# What the task asks:
Look through the data below for the string "Liste", and copy every line where it turns up.
··· Source material
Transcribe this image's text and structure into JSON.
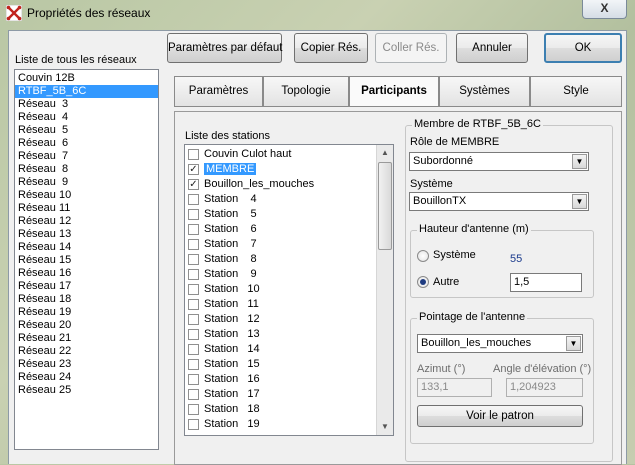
{
  "window": {
    "title": "Propriétés des réseaux",
    "close_label": "X"
  },
  "toolbar": {
    "defaults_label": "Paramètres par défaut",
    "copy_label": "Copier Rés.",
    "paste_label": "Coller Rés.",
    "cancel_label": "Annuler",
    "ok_label": "OK"
  },
  "networks": {
    "label": "Liste de tous les réseaux",
    "items": [
      "Couvin 12B",
      "RTBF_5B_6C",
      "Réseau  3",
      "Réseau  4",
      "Réseau  5",
      "Réseau  6",
      "Réseau  7",
      "Réseau  8",
      "Réseau  9",
      "Réseau 10",
      "Réseau 11",
      "Réseau 12",
      "Réseau 13",
      "Réseau 14",
      "Réseau 15",
      "Réseau 16",
      "Réseau 17",
      "Réseau 18",
      "Réseau 19",
      "Réseau 20",
      "Réseau 21",
      "Réseau 22",
      "Réseau 23",
      "Réseau 24",
      "Réseau 25"
    ],
    "selected": "RTBF_5B_6C"
  },
  "tabs": [
    {
      "label": "Paramètres"
    },
    {
      "label": "Topologie"
    },
    {
      "label": "Participants",
      "active": true
    },
    {
      "label": "Systèmes"
    },
    {
      "label": "Style"
    }
  ],
  "stations": {
    "label": "Liste des stations",
    "items": [
      {
        "name": "Couvin Culot haut",
        "checked": false
      },
      {
        "name": "MEMBRE",
        "checked": true,
        "selected": true
      },
      {
        "name": "Bouillon_les_mouches",
        "checked": true
      },
      {
        "name": "Station    4",
        "checked": false
      },
      {
        "name": "Station    5",
        "checked": false
      },
      {
        "name": "Station    6",
        "checked": false
      },
      {
        "name": "Station    7",
        "checked": false
      },
      {
        "name": "Station    8",
        "checked": false
      },
      {
        "name": "Station    9",
        "checked": false
      },
      {
        "name": "Station   10",
        "checked": false
      },
      {
        "name": "Station   11",
        "checked": false
      },
      {
        "name": "Station   12",
        "checked": false
      },
      {
        "name": "Station   13",
        "checked": false
      },
      {
        "name": "Station   14",
        "checked": false
      },
      {
        "name": "Station   15",
        "checked": false
      },
      {
        "name": "Station   16",
        "checked": false
      },
      {
        "name": "Station   17",
        "checked": false
      },
      {
        "name": "Station   18",
        "checked": false
      },
      {
        "name": "Station   19",
        "checked": false
      }
    ]
  },
  "member": {
    "group_title": "Membre de RTBF_5B_6C",
    "role_label": "Rôle de MEMBRE",
    "role_value": "Subordonné",
    "system_label": "Système",
    "system_value": "BouillonTX"
  },
  "antenna_height": {
    "group_title": "Hauteur d'antenne (m)",
    "system_option": "Système",
    "system_value": "55",
    "other_option": "Autre",
    "other_value": "1,5",
    "selected": "Autre"
  },
  "pointing": {
    "group_title": "Pointage de l'antenne",
    "target_value": "Bouillon_les_mouches",
    "azimuth_label": "Azimut (°)",
    "azimuth_value": "133,1",
    "elevation_label": "Angle d'élévation (°)",
    "elevation_value": "1,204923",
    "pattern_button": "Voir le patron"
  },
  "colors": {
    "selection": "#3399ff",
    "value_blue": "#1a3a8c"
  }
}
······
# Result:
    "label": "Liste de tous les réseaux",
    "label": "Liste des stations",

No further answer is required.